A ‘REMARKABLE’ Sheffield matriarch – a mother of 17 and head of one of the city’s biggest traveller families – died with nearly four times the drink-driving limit in her body, an inquest heard.
Mary Philomena Collins, known to many as Maureen and to her massive family as ‘Big Mammy’, passed away last November.
The 66-year-old’s death at home on Pit Lane, Manor Top, was met with an outpouring of grief from her 16 surviving children, 144 grandchildren and more than 50 great-grandchildren.
Hundreds of mourners attended her spectacular funeral at St Catherine’s Roman Catholic Church in Burngreave last year.
Her death was a tragedy for the family, coming just two months after her husband Patrick passed away.
Now it has been revealed Mary died in the middle of the night, after a long history of drink and self-harm.
Sheffield Coroner’s Court heard paramedics were called to Pit Lane, where Mary lived with her fifth child Bridget, 43, at 3am on November 17.
They found her on the floor beside her bed and pronounced her dead at the scene.
Coroner Christopher Dorries, recording a verdict of death by natural causes, said a post-mortem examination revealed Mary died with 298mg of alcohol in her bloodstream – way above the safe driving limit of 80mg.
Mr Dorries said the medical cause of death was alcoholic liver disease and an enlarged heart ‘due to chronic alcohol abuse’.
He added: “Plainly the only possible verdict is one of death from natural causes.”
Although none of Mary’s large family attended the inquest, the coroner asked Det Sgt Rebecca Smith to pass on his condolences.
Mr Dorries said: “Mary Collins was a remarkable lady.

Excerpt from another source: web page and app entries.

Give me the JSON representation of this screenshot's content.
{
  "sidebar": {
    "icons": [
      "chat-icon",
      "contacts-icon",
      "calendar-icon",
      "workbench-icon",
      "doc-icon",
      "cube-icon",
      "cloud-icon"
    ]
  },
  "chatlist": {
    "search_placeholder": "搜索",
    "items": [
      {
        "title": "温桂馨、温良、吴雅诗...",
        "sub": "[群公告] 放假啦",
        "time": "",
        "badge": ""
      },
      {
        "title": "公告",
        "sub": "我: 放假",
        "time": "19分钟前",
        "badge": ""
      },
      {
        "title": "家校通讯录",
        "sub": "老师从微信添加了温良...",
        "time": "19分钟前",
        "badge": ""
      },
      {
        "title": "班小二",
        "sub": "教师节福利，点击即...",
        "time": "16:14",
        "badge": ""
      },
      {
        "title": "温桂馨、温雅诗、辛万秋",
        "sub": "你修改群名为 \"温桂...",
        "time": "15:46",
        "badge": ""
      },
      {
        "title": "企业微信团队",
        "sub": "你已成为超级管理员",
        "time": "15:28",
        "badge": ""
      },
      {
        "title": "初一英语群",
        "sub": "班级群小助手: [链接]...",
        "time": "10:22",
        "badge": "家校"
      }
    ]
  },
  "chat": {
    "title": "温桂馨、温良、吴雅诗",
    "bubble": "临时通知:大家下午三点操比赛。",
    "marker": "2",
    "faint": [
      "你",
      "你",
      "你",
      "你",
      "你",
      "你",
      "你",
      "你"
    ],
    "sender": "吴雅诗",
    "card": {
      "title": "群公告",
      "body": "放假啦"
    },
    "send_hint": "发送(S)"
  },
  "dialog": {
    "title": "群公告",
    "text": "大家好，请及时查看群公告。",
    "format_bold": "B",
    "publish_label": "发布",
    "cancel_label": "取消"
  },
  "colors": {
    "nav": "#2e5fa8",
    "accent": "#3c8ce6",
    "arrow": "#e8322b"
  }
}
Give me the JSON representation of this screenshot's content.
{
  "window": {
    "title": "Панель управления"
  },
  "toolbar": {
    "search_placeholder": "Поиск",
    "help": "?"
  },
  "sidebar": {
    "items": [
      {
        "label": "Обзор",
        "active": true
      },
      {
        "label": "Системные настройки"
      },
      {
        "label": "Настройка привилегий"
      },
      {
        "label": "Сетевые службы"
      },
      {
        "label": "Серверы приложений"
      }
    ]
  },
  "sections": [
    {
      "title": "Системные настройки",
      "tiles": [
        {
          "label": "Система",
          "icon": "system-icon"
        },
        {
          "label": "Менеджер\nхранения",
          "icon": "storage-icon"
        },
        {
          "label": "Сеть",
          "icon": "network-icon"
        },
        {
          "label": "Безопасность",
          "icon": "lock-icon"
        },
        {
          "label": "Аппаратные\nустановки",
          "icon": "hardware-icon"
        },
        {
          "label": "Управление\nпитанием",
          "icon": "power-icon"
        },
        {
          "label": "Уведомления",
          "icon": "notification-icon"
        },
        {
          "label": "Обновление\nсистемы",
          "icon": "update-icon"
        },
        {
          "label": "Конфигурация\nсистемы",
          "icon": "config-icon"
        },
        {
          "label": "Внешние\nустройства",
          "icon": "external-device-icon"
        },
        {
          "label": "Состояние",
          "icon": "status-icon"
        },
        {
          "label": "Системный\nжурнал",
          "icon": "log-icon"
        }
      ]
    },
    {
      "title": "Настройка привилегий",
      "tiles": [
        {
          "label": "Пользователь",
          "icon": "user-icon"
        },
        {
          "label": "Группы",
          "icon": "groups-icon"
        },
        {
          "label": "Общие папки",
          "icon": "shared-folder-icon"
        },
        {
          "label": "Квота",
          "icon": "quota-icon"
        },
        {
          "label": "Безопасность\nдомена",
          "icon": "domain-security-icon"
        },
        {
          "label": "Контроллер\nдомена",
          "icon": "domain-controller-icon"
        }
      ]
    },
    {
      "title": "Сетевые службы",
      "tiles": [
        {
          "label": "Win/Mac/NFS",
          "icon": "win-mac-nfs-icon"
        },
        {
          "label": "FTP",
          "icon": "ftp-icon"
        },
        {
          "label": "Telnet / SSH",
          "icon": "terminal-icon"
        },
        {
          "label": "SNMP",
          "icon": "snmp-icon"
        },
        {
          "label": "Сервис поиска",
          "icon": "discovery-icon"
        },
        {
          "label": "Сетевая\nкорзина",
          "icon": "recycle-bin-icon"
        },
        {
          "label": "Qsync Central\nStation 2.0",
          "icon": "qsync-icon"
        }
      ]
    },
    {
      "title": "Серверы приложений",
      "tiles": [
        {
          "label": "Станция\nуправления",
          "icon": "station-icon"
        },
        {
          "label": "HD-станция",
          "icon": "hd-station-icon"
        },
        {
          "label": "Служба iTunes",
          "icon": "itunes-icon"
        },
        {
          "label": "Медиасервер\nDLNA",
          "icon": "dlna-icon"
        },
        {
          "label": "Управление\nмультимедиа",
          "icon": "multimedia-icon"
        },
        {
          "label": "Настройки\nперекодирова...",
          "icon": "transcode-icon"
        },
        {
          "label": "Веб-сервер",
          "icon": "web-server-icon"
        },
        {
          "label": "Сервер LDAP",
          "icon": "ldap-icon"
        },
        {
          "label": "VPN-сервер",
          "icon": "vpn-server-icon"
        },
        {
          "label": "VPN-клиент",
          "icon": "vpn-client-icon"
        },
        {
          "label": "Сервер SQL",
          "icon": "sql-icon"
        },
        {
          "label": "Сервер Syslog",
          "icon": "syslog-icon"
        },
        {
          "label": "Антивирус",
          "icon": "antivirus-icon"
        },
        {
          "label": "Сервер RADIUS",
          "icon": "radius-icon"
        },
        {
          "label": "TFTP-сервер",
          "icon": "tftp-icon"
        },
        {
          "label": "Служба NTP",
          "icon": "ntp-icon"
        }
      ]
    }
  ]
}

She had 17 children and 144 grandchildren.”
The coroner said Mary was born in Galway, Ireland, in June 1944.
He added: “She had been in this country for many, many years and lived in Sheffield for a good long time.”
As well as being known as head of a famous Sheffield traveller family, Maureen had a fearsome reputation as a steely woman street boxer.
At her funeral last year her son Willie, 38, said: “She was the best fighting woman in England and Ireland and retired undefeated. Everyone among travelling people knew her.”